The battle against invasions will be pricey, but the cost of inaction will be even higher

Eradication efforts have achieved some success, particularly with small, slowly spreading populations of invasive alien species, especially in isolated ecosystems. In the past century, 88% of eradication attempts on small islands have succeeded, particularly when targeting invasive alien vertebrates in Pacific islands. While large-scale eradications have also been accomplished, they may prove very expensive and sometimes can encounter socio-political adversities, especially when the target species are used as food sources for local communities.

Once invasive alien species are established, eradication is often impossible, so the focus shifts to control and mitigation. This involves using physical, chemical, or biological methods, or a combination. Physical and chemical controls work locally, but they can be costly and provide short-term relief only. Chemical methods may have unintended effects and require compliance with local regulations to avoid widespread contamination. 

Classical biological control uses natural enemies (biological agents) specific to invasive alien species to manage them. Mikania micrantha, a highly damaging fast-growing invasive plant from South America, affects agriculture and forests in Asia-Pacific, impacting especially rural communities. In its native region, a rust fungus effectively controls it. This fungus was introduced as a control agent in several Asia-Pacific countries with success. 

 The involvement of local communities in the fight against invasive alien species is important and, if adequately funded, can be a significant source of income and ensure the social acceptance of the program. 

Developing countries, with their growing economies, are at greater risk from invasive alien species, and they often lack adequate funds to manage this problem. However,  investing in invasive species management can prevent significant future losses and offer high economic returns.

Financial institutions can help identify and secure funding sources, including the new Global Biodiversity Framework Fund, which was created to support the CBD Kunming-Montreal Biodiversity Framework, including its Target 6 on invasive alien species. These funds can not only assist in invasive species control programs but also enhance governance by promoting coordination between countries, strengthening policies, and supporting research and new technology development.
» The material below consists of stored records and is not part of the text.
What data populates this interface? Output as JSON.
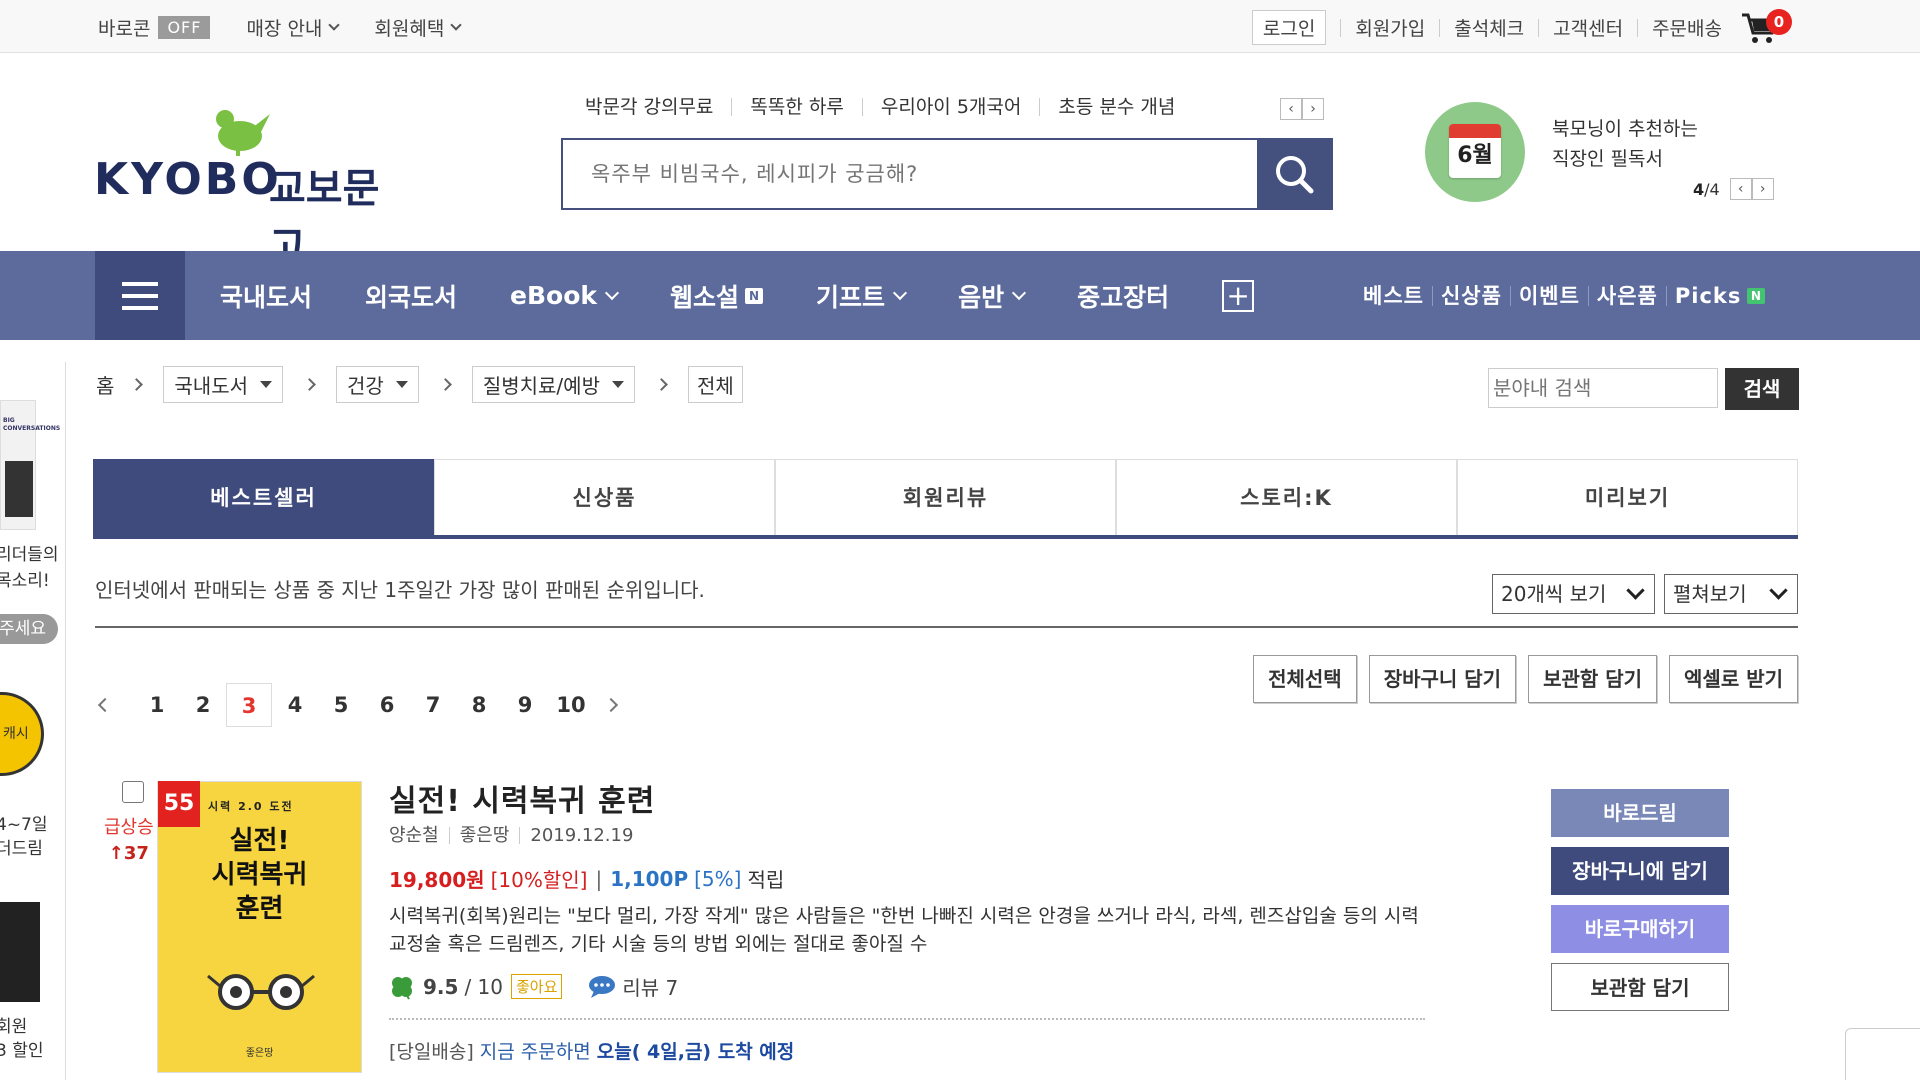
{
  "topbar": {
    "baro_label": "바로콘",
    "baro_status": "OFF",
    "store_info": "매장 안내",
    "member_benefits": "회원혜택",
    "login": "로그인",
    "signup": "회원가입",
    "attendance": "출석체크",
    "customer_center": "고객센터",
    "order_delivery": "주문배송",
    "cart_count": "0"
  },
  "logo": {
    "en": "KYOBO",
    "kr": "교보문고"
  },
  "quicklinks": [
    "박문각 강의무료",
    "똑똑한 하루",
    "우리아이 5개국어",
    "초등 분수 개념"
  ],
  "search": {
    "placeholder": "옥주부 비빔국수, 레시피가 궁금해?"
  },
  "promo": {
    "month": "6월",
    "line1": "북모닝이 추천하는",
    "line2": "직장인 필독서",
    "page_current": "4",
    "page_total": "/4"
  },
  "nav": {
    "items": [
      "국내도서",
      "외국도서",
      "eBook",
      "웹소설",
      "기프트",
      "음반",
      "중고장터"
    ],
    "sub": [
      "베스트",
      "신상품",
      "이벤트",
      "사은품",
      "Picks"
    ],
    "badge_n": "N"
  },
  "sidebar": {
    "text1": "리더들의",
    "text2": "목소리!",
    "btn": "주세요",
    "coin": "캐시",
    "text3": "4~7일",
    "text4": "더드림",
    "text5": "회원",
    "text6": "3 할인",
    "book_text": "BIG CONVERSATIONS"
  },
  "breadcrumb": {
    "home": "홈",
    "level1": "국내도서",
    "level2": "건강",
    "level3": "질병치료/예방",
    "level4": "전체"
  },
  "cat_search": {
    "placeholder": "분야내 검색",
    "button": "검색"
  },
  "tabs": [
    "베스트셀러",
    "신상품",
    "회원리뷰",
    "스토리:K",
    "미리보기"
  ],
  "list_desc": "인터넷에서 판매되는 상품 중 지난 1주일간 가장 많이 판매된 순위입니다.",
  "view_count": "20개씩 보기",
  "view_mode": "펼쳐보기",
  "actions": [
    "전체선택",
    "장바구니 담기",
    "보관함 담기",
    "엑셀로 받기"
  ],
  "pagination": {
    "pages": [
      "1",
      "2",
      "3",
      "4",
      "5",
      "6",
      "7",
      "8",
      "9",
      "10"
    ],
    "current": "3"
  },
  "product": {
    "rank": "55",
    "rank_label": "급상승",
    "rank_change": "↑37",
    "cover_series": "시력 2.0 도전",
    "cover_title_line1": "실전!",
    "cover_title_line2": "시력복귀",
    "cover_title_line3": "훈련",
    "cover_publisher": "좋은땅",
    "title": "실전! 시력복귀 훈련",
    "author": "양순철",
    "publisher": "좋은땅",
    "date": "2019.12.19",
    "price": "19,800원",
    "discount": "[10%할인]",
    "pipe": "|",
    "point": "1,100P",
    "point_rate": "[5%]",
    "point_label": "적립",
    "description": "시력복귀(회복)원리는 \"보다 멀리, 가장 작게\" 많은 사람들은 \"한번 나빠진 시력은 안경을 쓰거나 라식, 라섹, 렌즈삽입술 등의 시력교정술 혹은 드림렌즈, 기타 시술 등의 방법 외에는 절대로 좋아질 수",
    "score": "9.5",
    "score_total": "/ 10",
    "good_badge": "좋아요",
    "review_label": "리뷰 7",
    "ship_tag": "[당일배송]",
    "ship_text": "지금 주문하면",
    "ship_date": "오늘( 4일,금) 도착 예정",
    "buttons": [
      "바로드림",
      "장바구니에 담기",
      "바로구매하기",
      "보관함 담기"
    ]
  },
  "colors": {
    "nav_bg": "#5d6b9c",
    "nav_dark": "#3f4b7c",
    "price_red": "#d61e1e",
    "point_blue": "#2b73c4"
  }
}
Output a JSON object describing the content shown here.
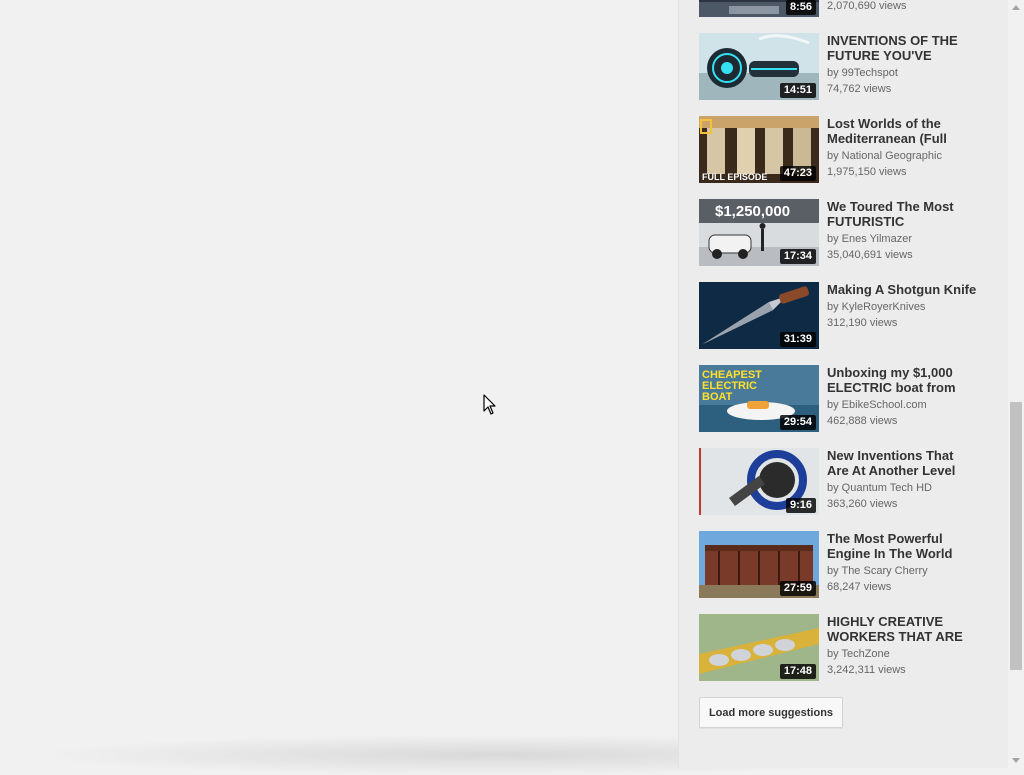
{
  "partial_item": {
    "views": "2,070,690 views",
    "duration": "8:56"
  },
  "suggestions": [
    {
      "title": "INVENTIONS OF THE FUTURE YOU'VE",
      "author": "by 99Techspot",
      "views": "74,762 views",
      "duration": "14:51",
      "thumb_icon": "futuristic-vehicle-thumbnail"
    },
    {
      "title": "Lost Worlds of the Mediterranean (Full",
      "author": "by National Geographic",
      "views": "1,975,150 views",
      "duration": "47:23",
      "thumb_icon": "greek-statues-thumbnail",
      "thumb_caption": "FULL EPISODE"
    },
    {
      "title": "We Toured The Most FUTURISTIC",
      "author": "by Enes Yilmazer",
      "views": "35,040,691 views",
      "duration": "17:34",
      "thumb_icon": "luxury-garage-thumbnail",
      "thumb_caption": "$1,250,000"
    },
    {
      "title": "Making A Shotgun Knife",
      "author": "by KyleRoyerKnives",
      "views": "312,190 views",
      "duration": "31:39",
      "thumb_icon": "knife-thumbnail"
    },
    {
      "title": "Unboxing my $1,000 ELECTRIC boat from",
      "author": "by EbikeSchool.com",
      "views": "462,888 views",
      "duration": "29:54",
      "thumb_icon": "electric-boat-thumbnail",
      "thumb_caption": "CHEAPEST ELECTRIC BOAT"
    },
    {
      "title": "New Inventions That Are At Another Level",
      "author": "by Quantum Tech HD",
      "views": "363,260 views",
      "duration": "9:16",
      "thumb_icon": "wheel-invention-thumbnail"
    },
    {
      "title": "The Most Powerful Engine In The World",
      "author": "by The Scary Cherry",
      "views": "68,247 views",
      "duration": "27:59",
      "thumb_icon": "ship-engine-thumbnail"
    },
    {
      "title": "HIGHLY CREATIVE WORKERS THAT ARE",
      "author": "by TechZone",
      "views": "3,242,311 views",
      "duration": "17:48",
      "thumb_icon": "machine-workers-thumbnail"
    }
  ],
  "load_more_label": "Load more suggestions",
  "colors": {
    "background": "#f1f1f1",
    "sidebar": "#ececec",
    "title_text": "#333333",
    "meta_text": "#666666",
    "duration_bg": "#000000"
  }
}
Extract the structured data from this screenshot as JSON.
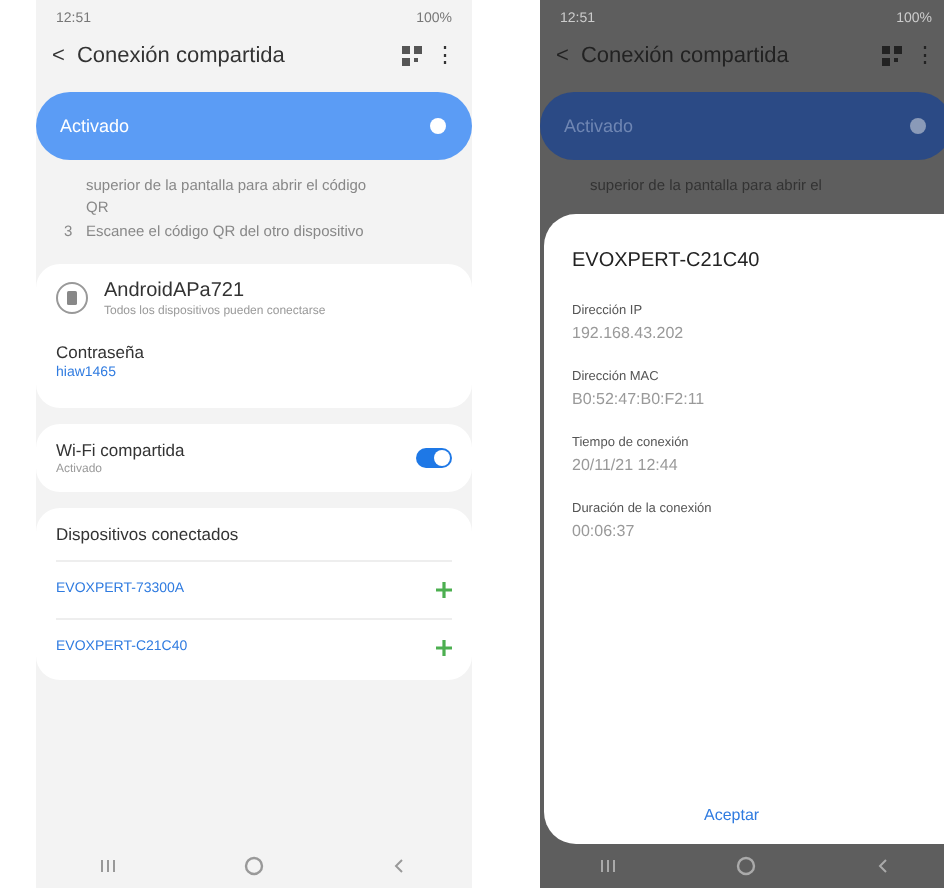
{
  "left_screen": {
    "status_bar": {
      "time": "12:51",
      "battery": "100%"
    },
    "header": {
      "back": "<",
      "title": "Conexión compartida",
      "menu": "⋮"
    },
    "hotspot": {
      "label": "Activado",
      "on": true
    },
    "instructions": [
      {
        "text": "superior de la pantalla para abrir el código QR"
      },
      {
        "number": "3",
        "text": "Escanee el código QR del otro dispositivo"
      }
    ],
    "network": {
      "name": "AndroidAPa721",
      "subtitle": "Todos los dispositivos pueden conectarse"
    },
    "password": {
      "label": "Contraseña",
      "value": "hiaw1465"
    },
    "wifi_sharing": {
      "label": "Wi-Fi compartida",
      "status": "Activado",
      "on": true
    },
    "devices": {
      "title": "Dispositivos conectados",
      "items": [
        {
          "name": "EVOXPERT-73300A"
        },
        {
          "name": "EVOXPERT-C21C40"
        }
      ]
    }
  },
  "right_screen": {
    "status_bar": {
      "time": "12:51",
      "battery": "100%"
    },
    "header": {
      "back": "<",
      "title": "Conexión compartida",
      "menu": "⋮"
    },
    "hotspot": {
      "label": "Activado",
      "on": true
    },
    "instruction": "superior de la pantalla para abrir el",
    "dialog": {
      "title": "EVOXPERT-C21C40",
      "fields": [
        {
          "label": "Dirección IP",
          "value": "192.168.43.202"
        },
        {
          "label": "Dirección MAC",
          "value": "B0:52:47:B0:F2:11"
        },
        {
          "label": "Tiempo de conexión",
          "value": "20/11/21 12:44"
        },
        {
          "label": "Duración de la conexión",
          "value": "00:06:37"
        }
      ],
      "button": "Aceptar"
    }
  }
}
Invasive alien species pose a significant development threat, but we are not powerless. By taking decisive action now, we can mitigate their impact, particularly on poor and vulnerable communities.